Amy-florida

Anonymous said...

awsome. i just finished it and is delicious. thanks for the recipe

Chef Ron said...

Chef John you make everything very easy in your vidio's. You substitute things and say that's because that's what I have and that makes it very user friendly. Like using the pan instead of using the wok or the white wine because you didn't have any rice wine. Great job. Keep it up. DON'T listen th people like that Kevin guy that said you must be a phoney food blogging chef. (october 11th) The dish was tasty and he probably doesn't have a life and just complains all the time anyway.. keep up the good work my friend...:)

Mona said...

Another winning recipe by Chef John. Made it last night for dinner and to say that it was good would be an understatement. Again, this has the perfect amount of everything, not too salty, not too spicy, perfect amount of veggies, cooked the chicken as per his instructions, easy and delicious. A million thanks!!!

Anonymous said...

you don't have black ppr in your sauce ingredients list :)

Anonymous said...

Thanks Chef.. It looks delicious, I am planning a party and would like to serve this.. Have you ever pre cooked this dish before? I would like to prepare and reheat? is that possible at least part of it? will be for mere 10 ppl? Thanks: JG

Rebecca said...

Hi Chef,

First time I write a comment in your site. I just wanted to thank you for this. I made it for my family tonight and it was a big success. I have made a million of your recipes already, thank you!

Anonymous said...

This is a great dish. I have made this a few times. Last time used shrimp. Thanks again. Joe V.

Sandy said...

This stir-fry is a winner. I have some spicy-averse family members, so I left out the chili paste and just stirred some Sriracha sauce into my portion.

Thanks for sharing, and thanks for having such a great website. I just discovered your blog last week, and I've already made two of your recipes. I can tell from the enthusiasm in your voice that you genuinely love to cook, and that makes your videos so much fun to watch!

Anonymous said...

SO DELICIOUS. I had no sambal, but I don't like things too spicy anyway so I used Korean BBQ sauce and it was delicious!!

cookinmom said...

I wanna try this with fresh ginger...yummm!!!

cookinmom said...

Chef,
Any chance of you knowing a recipe for ginger orange carrot dressing they serve at Japanese rest.? I'm having such a hard time finding one that I like.

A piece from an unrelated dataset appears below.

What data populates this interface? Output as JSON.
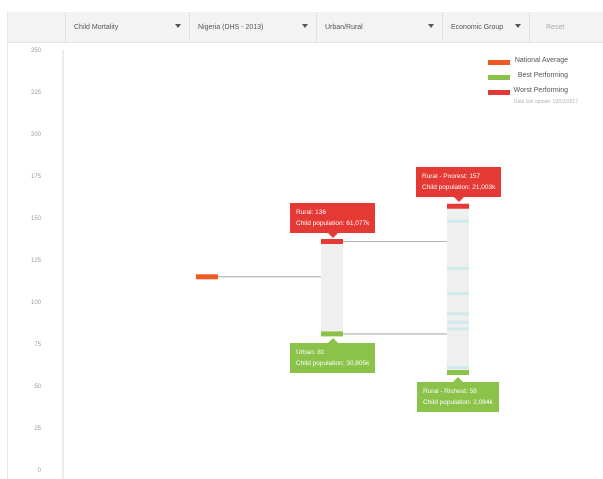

Jake Evans said...

So here's a question from a complete cooking newb... when you say white wine, are you referring to the white wine vinegar stuff, or actual white wine??

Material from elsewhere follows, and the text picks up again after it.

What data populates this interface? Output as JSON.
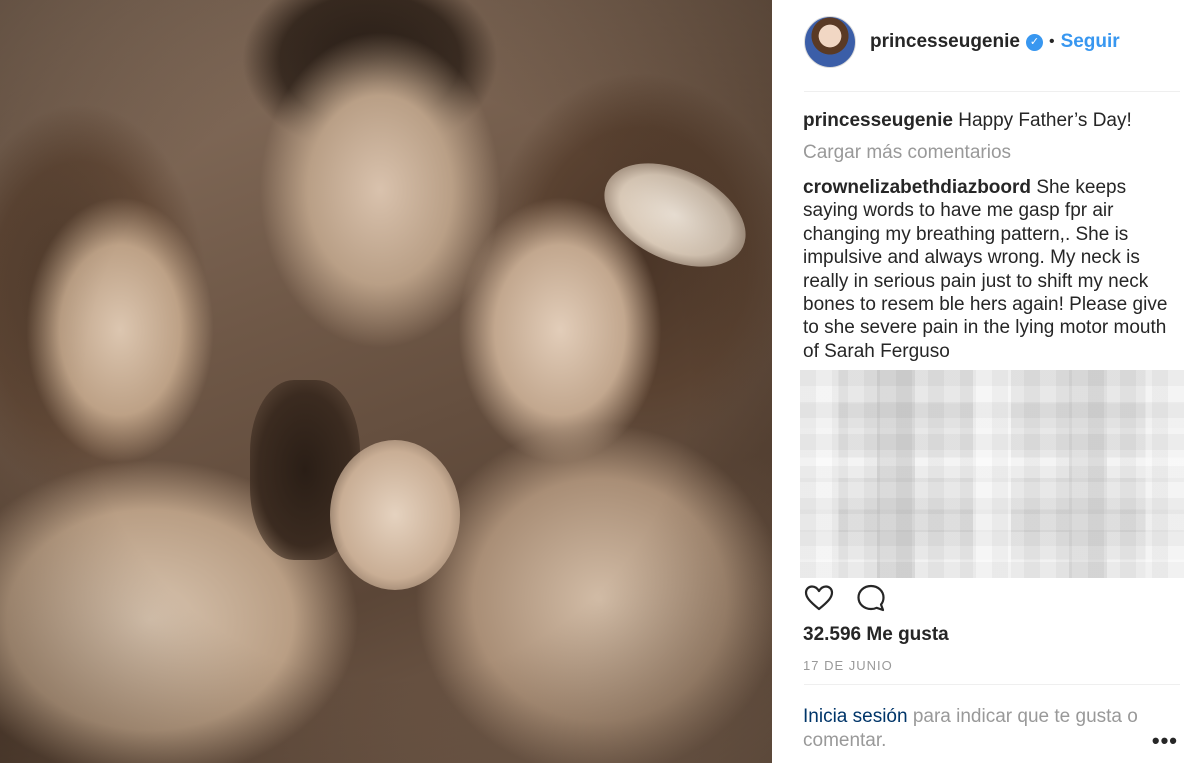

Chef John said...

wine! :-)

Anonymous said...

You make berry goood chop chop!!! :0) It was berry, berry goooood!! I add ginger and make fly lice. Sank you berry much!!

Craaackle said...

My partner and I make this at least once a week. It's a no brainer way to get in veggies and we can substitute a lot of things to get the same taste. It comes together so fast and the mise en place allows us to catch up on our day and spend time together.

Thank you Chef John, we love you :)

Joy S said...

I definitely recommend subbing balsamic vinegar of Modena for a more intense flavor. :) It achieves a similar effect to Chinese black vinegar, but with a more "Western" flavor!

Debbie debbiem said...

My 12 year old son found this recipe and was really excited about his find. I told him the day before to find recipes he would like me to make. Since he is so picky and hard to cook for. I made this recipe and it was so amazing! I make this dish every other week and sometime every week. Thank you we appreciate your food.

cookinmom said...

This is sooo good...have been looking for the longest time. I used many veggies that I had and added fresh picked ginger from the garden. Soo Soo berry good chef. In the rotate file and has been made many times already!!

Juicing One Day At A Time said...

With all Chef John's videos, they are to teach. If you want to change some of the ingredients he wants you to. I appreciate what he has done here. For the people that were never taught, or didn't listen to your Mothers; if you can't say something nice don't say anything at all. Personal rude comments are not needed or wanted here. I'm sure Mothers would be proud......Thanks for all you do Chef John.